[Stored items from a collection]

○ ○ ○ ○ ○

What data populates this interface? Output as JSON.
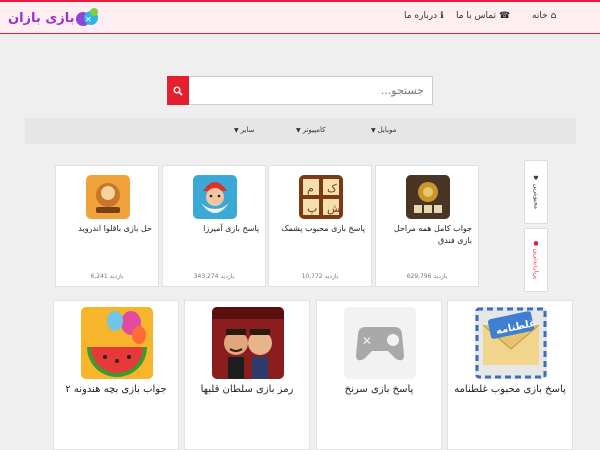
{
  "brand": {
    "name": "بازی بازان"
  },
  "nav": {
    "home": "خانه",
    "contact": "تماس با ما",
    "about": "درباره ما"
  },
  "search": {
    "placeholder": "جستجو..."
  },
  "categories": {
    "mobile": "موبایل",
    "computer": "کامپیوتر",
    "other": "سایر"
  },
  "side_tabs": {
    "popular": "محبوبترین",
    "views": "پربازدیدترین"
  },
  "cards_small": [
    {
      "title": "جواب کامل همه مراحل بازی فندق",
      "views": "629,796 بازدید"
    },
    {
      "title": "پاسخ بازی محبوب پشمک",
      "views": "10,772 بازدید"
    },
    {
      "title": "پاسخ بازی آمیرزا",
      "views": "343,274 بازدید"
    },
    {
      "title": "حل بازی باقلوا اندروید",
      "views": "6,241 بازدید"
    }
  ],
  "cards_big": [
    {
      "title": "پاسخ بازی محبوب غلطنامه"
    },
    {
      "title": "پاسخ بازی سرنخ"
    },
    {
      "title": "رمز بازی سلطان قلبها"
    },
    {
      "title": "جواب بازی بچه هندونه ۲"
    }
  ],
  "colors": {
    "accent": "#e91e3f",
    "brand": "#9b2fd0",
    "search_button": "#e4202f"
  }
}
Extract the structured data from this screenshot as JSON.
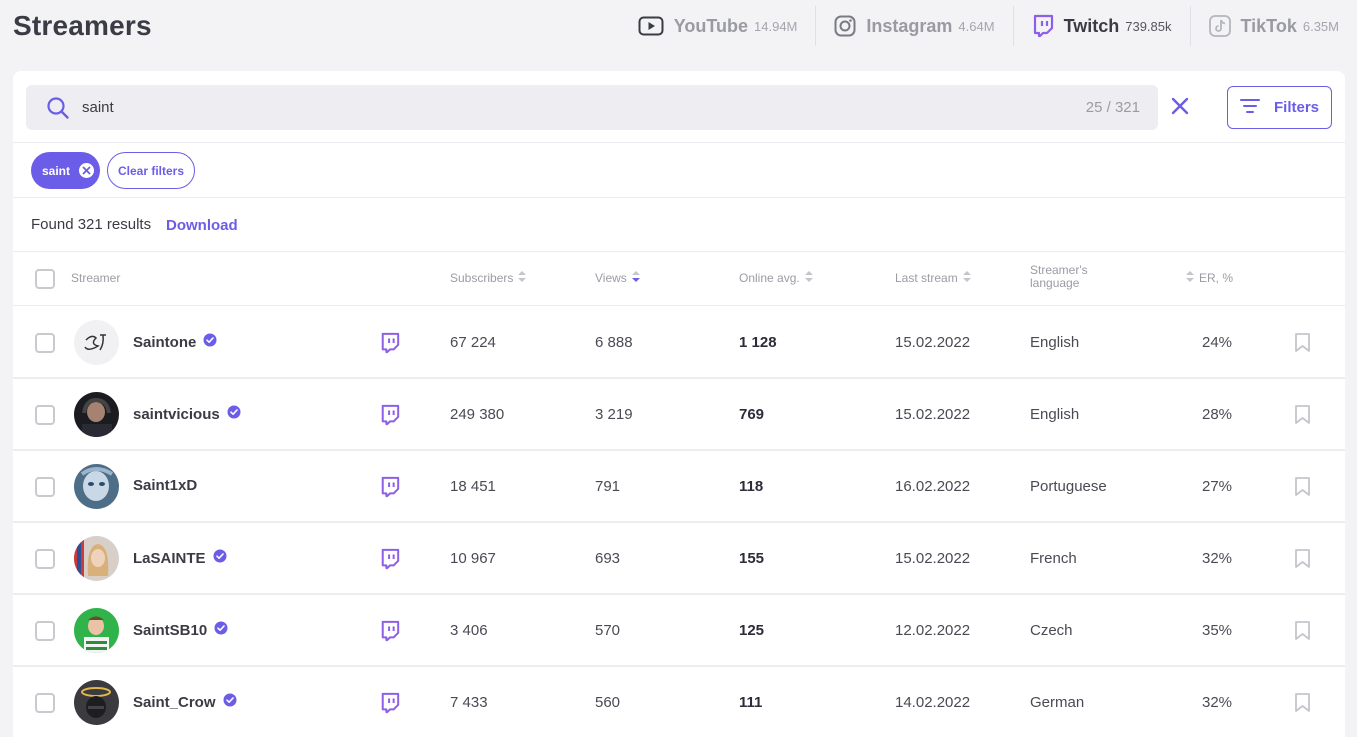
{
  "page": {
    "title": "Streamers"
  },
  "platforms": [
    {
      "name": "YouTube",
      "count": "14.94M",
      "icon": "youtube-icon",
      "active": false
    },
    {
      "name": "Instagram",
      "count": "4.64M",
      "icon": "instagram-icon",
      "active": false
    },
    {
      "name": "Twitch",
      "count": "739.85k",
      "icon": "twitch-icon",
      "active": true
    },
    {
      "name": "TikTok",
      "count": "6.35M",
      "icon": "tiktok-icon",
      "active": false
    }
  ],
  "search": {
    "value": "saint",
    "count": "25 / 321"
  },
  "filters": {
    "label": "Filters"
  },
  "chips": {
    "active": "saint",
    "clear": "Clear filters"
  },
  "results": {
    "text": "Found 321 results",
    "download": "Download"
  },
  "table": {
    "headers": {
      "streamer": "Streamer",
      "subscribers": "Subscribers",
      "views": "Views",
      "online": "Online avg.",
      "last_stream": "Last stream",
      "language": "Streamer's language",
      "er": "ER, %"
    },
    "rows": [
      {
        "name": "Saintone",
        "verified": true,
        "subscribers": "67 224",
        "views": "6 888",
        "online": "1 128",
        "last_stream": "15.02.2022",
        "language": "English",
        "er": "24%"
      },
      {
        "name": "saintvicious",
        "verified": true,
        "subscribers": "249 380",
        "views": "3 219",
        "online": "769",
        "last_stream": "15.02.2022",
        "language": "English",
        "er": "28%"
      },
      {
        "name": "Saint1xD",
        "verified": false,
        "subscribers": "18 451",
        "views": "791",
        "online": "118",
        "last_stream": "16.02.2022",
        "language": "Portuguese",
        "er": "27%"
      },
      {
        "name": "LaSAINTE",
        "verified": true,
        "subscribers": "10 967",
        "views": "693",
        "online": "155",
        "last_stream": "15.02.2022",
        "language": "French",
        "er": "32%"
      },
      {
        "name": "SaintSB10",
        "verified": true,
        "subscribers": "3 406",
        "views": "570",
        "online": "125",
        "last_stream": "12.02.2022",
        "language": "Czech",
        "er": "35%"
      },
      {
        "name": "Saint_Crow",
        "verified": true,
        "subscribers": "7 433",
        "views": "560",
        "online": "111",
        "last_stream": "14.02.2022",
        "language": "German",
        "er": "32%"
      }
    ]
  },
  "colors": {
    "accent": "#6b5de8",
    "twitch": "#8c5fe6",
    "background": "#f3f3f6"
  }
}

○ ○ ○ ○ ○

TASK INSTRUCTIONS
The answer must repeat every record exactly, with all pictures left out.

THE ANSWER
What data populates this interface? Output as JSON.
{
  "brand": {
    "name": "بازی بازان"
  },
  "nav": {
    "home": "خانه",
    "contact": "تماس با ما",
    "about": "درباره ما"
  },
  "search": {
    "placeholder": "جستجو..."
  },
  "categories": {
    "mobile": "موبایل",
    "computer": "کامپیوتر",
    "other": "سایر"
  },
  "side_tabs": {
    "popular": "محبوبترین",
    "views": "پربازدیدترین"
  },
  "cards_small": [
    {
      "title": "جواب کامل همه مراحل بازی فندق",
      "views": "629,796 بازدید"
    },
    {
      "title": "پاسخ بازی محبوب پشمک",
      "views": "10,772 بازدید"
    },
    {
      "title": "پاسخ بازی آمیرزا",
      "views": "343,274 بازدید"
    },
    {
      "title": "حل بازی باقلوا اندروید",
      "views": "6,241 بازدید"
    }
  ],
  "cards_big": [
    {
      "title": "پاسخ بازی محبوب غلطنامه"
    },
    {
      "title": "پاسخ بازی سرنخ"
    },
    {
      "title": "رمز بازی سلطان قلبها"
    },
    {
      "title": "جواب بازی بچه هندونه ۲"
    }
  ],
  "colors": {
    "accent": "#e91e3f",
    "brand": "#9b2fd0",
    "search_button": "#e4202f"
  }
}
Extract the structured data from this screenshot as JSON.
{
  "page": {
    "title": "Streamers"
  },
  "platforms": [
    {
      "name": "YouTube",
      "count": "14.94M",
      "icon": "youtube-icon",
      "active": false
    },
    {
      "name": "Instagram",
      "count": "4.64M",
      "icon": "instagram-icon",
      "active": false
    },
    {
      "name": "Twitch",
      "count": "739.85k",
      "icon": "twitch-icon",
      "active": true
    },
    {
      "name": "TikTok",
      "count": "6.35M",
      "icon": "tiktok-icon",
      "active": false
    }
  ],
  "search": {
    "value": "saint",
    "count": "25 / 321"
  },
  "filters": {
    "label": "Filters"
  },
  "chips": {
    "active": "saint",
    "clear": "Clear filters"
  },
  "results": {
    "text": "Found 321 results",
    "download": "Download"
  },
  "table": {
    "headers": {
      "streamer": "Streamer",
      "subscribers": "Subscribers",
      "views": "Views",
      "online": "Online avg.",
      "last_stream": "Last stream",
      "language": "Streamer's language",
      "er": "ER, %"
    },
    "rows": [
      {
        "name": "Saintone",
        "verified": true,
        "subscribers": "67 224",
        "views": "6 888",
        "online": "1 128",
        "last_stream": "15.02.2022",
        "language": "English",
        "er": "24%"
      },
      {
        "name": "saintvicious",
        "verified": true,
        "subscribers": "249 380",
        "views": "3 219",
        "online": "769",
        "last_stream": "15.02.2022",
        "language": "English",
        "er": "28%"
      },
      {
        "name": "Saint1xD",
        "verified": false,
        "subscribers": "18 451",
        "views": "791",
        "online": "118",
        "last_stream": "16.02.2022",
        "language": "Portuguese",
        "er": "27%"
      },
      {
        "name": "LaSAINTE",
        "verified": true,
        "subscribers": "10 967",
        "views": "693",
        "online": "155",
        "last_stream": "15.02.2022",
        "language": "French",
        "er": "32%"
      },
      {
        "name": "SaintSB10",
        "verified": true,
        "subscribers": "3 406",
        "views": "570",
        "online": "125",
        "last_stream": "12.02.2022",
        "language": "Czech",
        "er": "35%"
      },
      {
        "name": "Saint_Crow",
        "verified": true,
        "subscribers": "7 433",
        "views": "560",
        "online": "111",
        "last_stream": "14.02.2022",
        "language": "German",
        "er": "32%"
      }
    ]
  },
  "colors": {
    "accent": "#6b5de8",
    "twitch": "#8c5fe6",
    "background": "#f3f3f6"
  }
}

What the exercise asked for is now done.